This month has seen a few authors on Daily (w)rite, and I end it with Mary Pax, awesome blog friend and a successful author publisher who writes science fiction and fantasy for her growing and mostly worshipful audience! I give you an excerpt from her book, and encourage you to check out her body of work. Take it away, Mary!

The fulfillment of a dream begins with a sincere wish followed by consistent action. Tenacity is sprinkled in heavily along the way and a will to keep moving forward. Then surround yourself with great individuals with the same dream. Keep an open heart and mind. Learn. Participate. They’ll help your wings grow strong. Thanks to Damyanti for being an integral part of my flight.

Life Beyond the Edge: Excerpt

Lepsi:  Beyond The Edge by Mary Pax

Lepsi: Beyond The Edge by Mary Pax

Lepsi raised his eyelids and watched his companions. Only one other had managed to sit, a Quatten lady as brown as Dactyl. How was Dactyl?

The stray thought did him no good. His shoulder screamed, long, piercing, shrill. It didn’t let up. An eon must have passed.

You’ll think only the thoughts I give you. You know no one, nothing.

Searing pain knocked Lepsi to the ground, tormenting him, driving the commands from his shoulder into the indelible parts of his memory. Long after the initial twinges eased, the agony gripping every muscle continued to keep him on his face,. This world’s idea of sunrise and sunset — the fog darkening then lightening again — passed twice. What had he agreed to?

Mary Pax: Beyond the Edge

Mary Pax: Beyond the Edge

Beyond the Edge: Blurb

Some truths are better left unfound.

For two years Craze’s dear friend, Lepsi, has been missing. The murmurings of a haunted spaceship might be a message and may mean his old pal isn’t dead. The possibility spurs Craze and Captain Talos to travel to uncharted worlds, searching. Out there, in an unfamiliar region of the galaxy beyond the Backworlds, they stumble upon a terrible truth.

Meanwhile, Rainly remains on Pardeep Station as acting planetlord, dealing with the discovery of her lover’s dark and brutal past. Alone and questioning her judgment, her introspection unlocks more than heartache. Latent protocols in her cybernetics activate, forcing her to face a sinister secret of her own.

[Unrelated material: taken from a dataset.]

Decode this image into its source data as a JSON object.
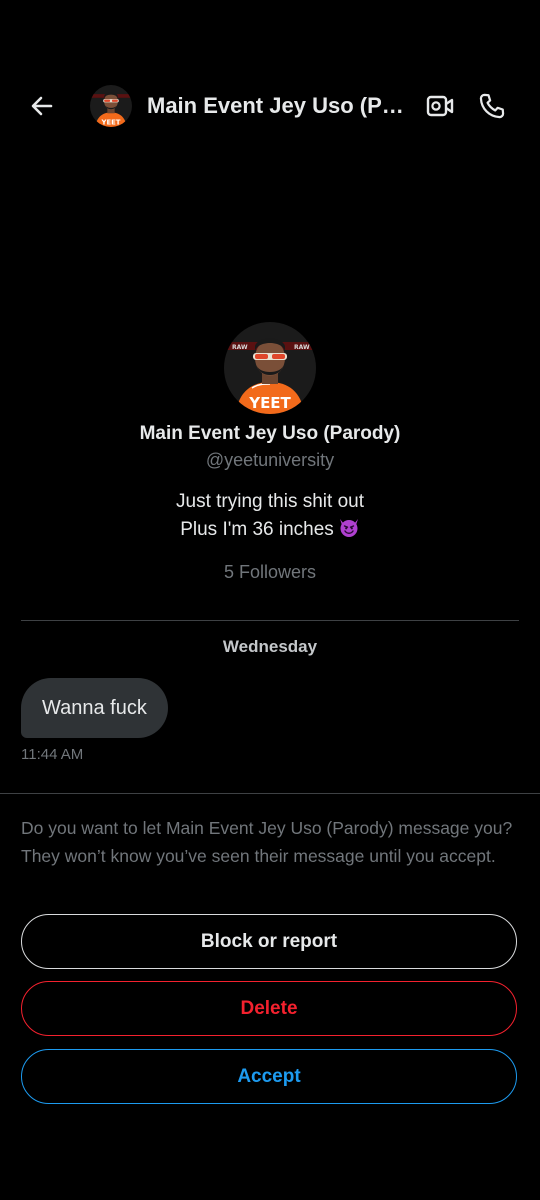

In the far future, humanity settles the stars, bioengineering its descendents to survive in a harsh universe. This is the fourth book in the science fiction series, The Backworlds. A space opera adventure.

Amazon / AmazonUK / Nook / Smashwords / Kobo / Other Outlets


Mary Pax

Mary Pax

M. Pax– Inspiring the words she writes, she spends her summers as a star guide at Pine Mountain Observatory in stunning Central Oregon where she lives with the Husband Unit and two demanding cats. She writes science fiction and fantasy mostly. You can find out more by visiting her at: Website / FB / Twitter / Goodreads / Pinterest / Wattpad